“He didn’t get a chance to pick it up and swing it.”
He probably didn’t get a chance to take a last breath, either. He took a breath which happened to be his last, and it ended with a scream before the bottle came down. He didn’t scream when the second bottle came down, though. Or the third. He didn’t feel it when the knife stuck into the back of his neck either, or at least Sadie hoped he didn’t. She hoped and prayed he was gone by then, but she didn’t know. She couldn’t know.
What she did know, however, was that her father didn’t feel a thing. He was gone, his body numbed by the hard liquor, his mind a cloud of sickness and his spirit, well… that had left this house a long time ago. That was buried back behind the barn with his wife.
He was still breathing though. He landed on his back after he delivered Jackson to the pearly gates, but he was still breathing his slow, labored breath. He took Jackson’s last breath but he still breathed, and that wasn’t right… but Sadie could make it right.

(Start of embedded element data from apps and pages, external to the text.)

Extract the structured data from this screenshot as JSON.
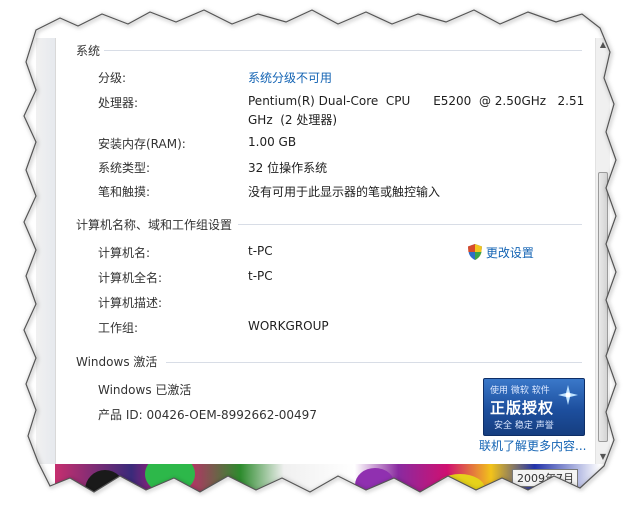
{
  "sections": {
    "system": {
      "title": "系统",
      "rows": [
        {
          "label": "分级:",
          "value": "系统分级不可用"
        },
        {
          "label": "处理器:",
          "value": "Pentium(R) Dual-Core  CPU      E5200  @ 2.50GHz   2.51",
          "value2": "GHz  (2 处理器)"
        },
        {
          "label": "安装内存(RAM):",
          "value": "1.00 GB"
        },
        {
          "label": "系统类型:",
          "value": "32 位操作系统"
        },
        {
          "label": "笔和触摸:",
          "value": "没有可用于此显示器的笔或触控输入"
        }
      ]
    },
    "computer": {
      "title": "计算机名称、域和工作组设置",
      "change_settings": "更改设置",
      "rows": [
        {
          "label": "计算机名:",
          "value": "t-PC"
        },
        {
          "label": "计算机全名:",
          "value": "t-PC"
        },
        {
          "label": "计算机描述:",
          "value": ""
        },
        {
          "label": "工作组:",
          "value": "WORKGROUP"
        }
      ]
    },
    "activation": {
      "title": "Windows 激活",
      "status": "Windows 已激活",
      "product_id": "产品 ID: 00426-OEM-8992662-00497",
      "badge": {
        "line1": "使用 微软 软件",
        "line2": "正版授权",
        "line3": "安全  稳定  声誉"
      },
      "more_link": "联机了解更多内容..."
    }
  },
  "taskbar_tooltip": "2009年7月",
  "colors": {
    "link": "#1464b4",
    "badge_blue": "#1d4f9e"
  }
}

She had to, she made her brother a promise, and so she pulled the pretty knife from Jackson’s neck like a knight pulling a sword from a stone, and she made it right. She slayed the terrible dragon and made everything right.

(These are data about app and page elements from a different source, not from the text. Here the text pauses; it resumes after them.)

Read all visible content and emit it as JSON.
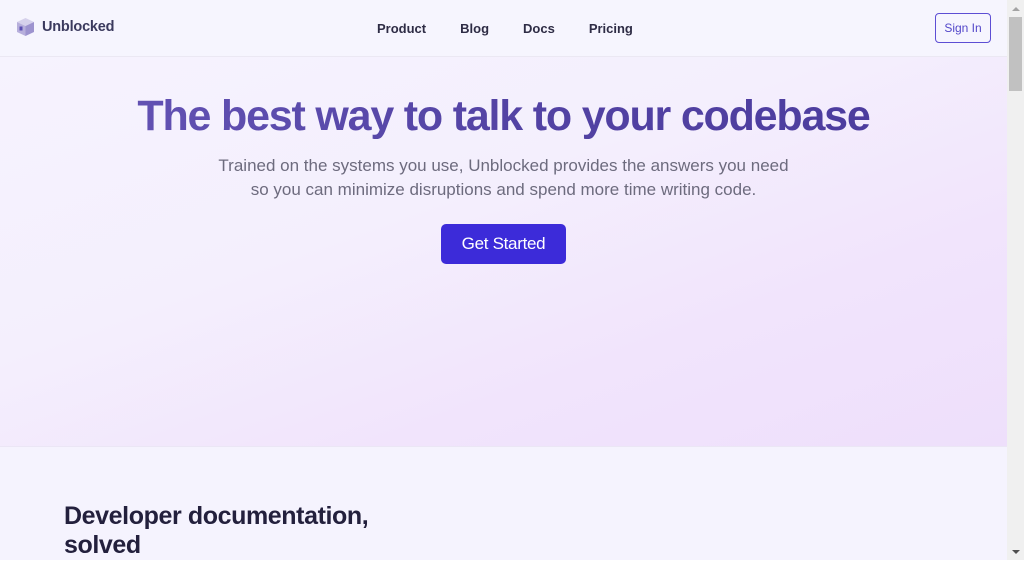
{
  "header": {
    "logo_text": "Unblocked",
    "logo_icon": "cube-icon",
    "nav": [
      {
        "label": "Product"
      },
      {
        "label": "Blog"
      },
      {
        "label": "Docs"
      },
      {
        "label": "Pricing"
      }
    ],
    "signin_label": "Sign In"
  },
  "hero": {
    "title": "The best way to talk to your codebase",
    "subtitle_line1": "Trained on the systems you use, Unblocked provides the answers you need",
    "subtitle_line2": "so you can minimize disruptions and spend more time writing code.",
    "cta_label": "Get Started"
  },
  "section": {
    "title_line1": "Developer documentation,",
    "title_line2": "solved"
  },
  "colors": {
    "accent": "#3c2bd9",
    "title_purple": "#5a4ba8",
    "signin_border": "#5d4ed4",
    "page_bg": "#f5f3fe"
  }
}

The rain sang its sad song long into the dark night.
The Last Horse of Longarm Farm
The ground was nice and soft from the rain, so Sadie had no trouble digging the graves. She buried Jackson next to their mother. She didn’t have any money and had no skill in the art of carving words into stone, nor did she have much time, so she ripped a solid board from the rotting barn and and carved her brother’s name into it with her father’s pretty knife. When the hole was filled she said a prayer, thanking Yog above that her brother may finally rest, then walked ten paces west, and that was where she buried her father. Away from the family. She made a wooden marker for him too, but the board she used had fallen off the barn a long time ago and was rotted halfway to dirt. She didn’t carve his name into it. She kicked it, she punched it, she screamed at it as the rain fell harder, and she hit it with a hatchet a few times too, just for good measure. But she didn’t carve his name into it.

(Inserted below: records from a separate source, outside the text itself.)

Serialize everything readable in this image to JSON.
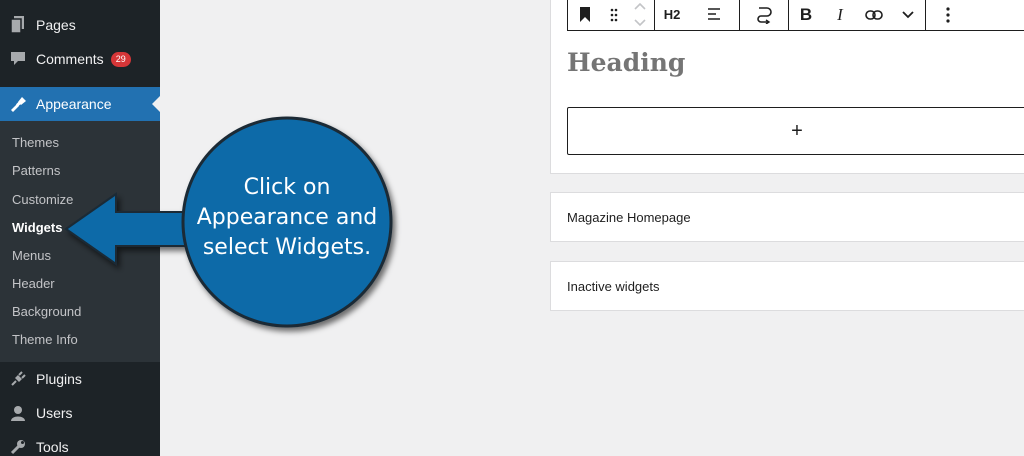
{
  "sidebar": {
    "items": [
      {
        "label": "Pages",
        "icon": "pages-icon"
      },
      {
        "label": "Comments",
        "icon": "comments-icon",
        "badge": "29"
      },
      {
        "label": "Appearance",
        "icon": "appearance-icon"
      },
      {
        "label": "Plugins",
        "icon": "plugins-icon"
      },
      {
        "label": "Users",
        "icon": "users-icon"
      },
      {
        "label": "Tools",
        "icon": "tools-icon"
      }
    ],
    "submenu": [
      "Themes",
      "Patterns",
      "Customize",
      "Widgets",
      "Menus",
      "Header",
      "Background",
      "Theme Info"
    ]
  },
  "toolbar": {
    "heading_level": "H2",
    "icons": [
      "bookmark-icon",
      "drag-icon",
      "move-arrows-icon",
      "align-icon",
      "link-transform-icon",
      "bold-icon",
      "italic-icon",
      "link-icon",
      "chevron-down-icon",
      "more-options-icon"
    ]
  },
  "editor": {
    "heading": "Heading",
    "appender_symbol": "+"
  },
  "widget_areas": [
    "Magazine Homepage",
    "Inactive widgets"
  ],
  "callout": {
    "lines": [
      "Click on",
      "Appearance and",
      "select Widgets."
    ],
    "color": "#0a6aa8"
  },
  "colors": {
    "sidebar_bg": "#1d2327",
    "submenu_bg": "#2c3338",
    "active_bg": "#2271b1",
    "badge": "#d63638"
  }
}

Sadie, with her father’s knife swinging from her belt by the golden chain, took the last horse of Longarm Farm from the barn that night and rode him until he could ride no more. He didn’t die, of course, not until he was very old; Sadie didn’t push the mare past his limits. She made sure he had food to eat and water to drink. She made sure her horse always had enough to eat, the he always had enough to drink. She took care of the nameless horse, like her brother had done for her, and she chose to be happy with what she had.
On the day her horse died, Sadie decided to follow its path. They were in a clearing in the middle of a forest, and Sadie buried the horse behind the little lean-to she had built for herself. She didn’t want to live with other humans; she grew up in isolation on an old horse farm fifty miles west of civilization, she wouldn’t know how to live with the others, and so, with a smile on her face, she went in the same fashion as her brother: by the blade of Jim’s pretty knife.
Be well Commons~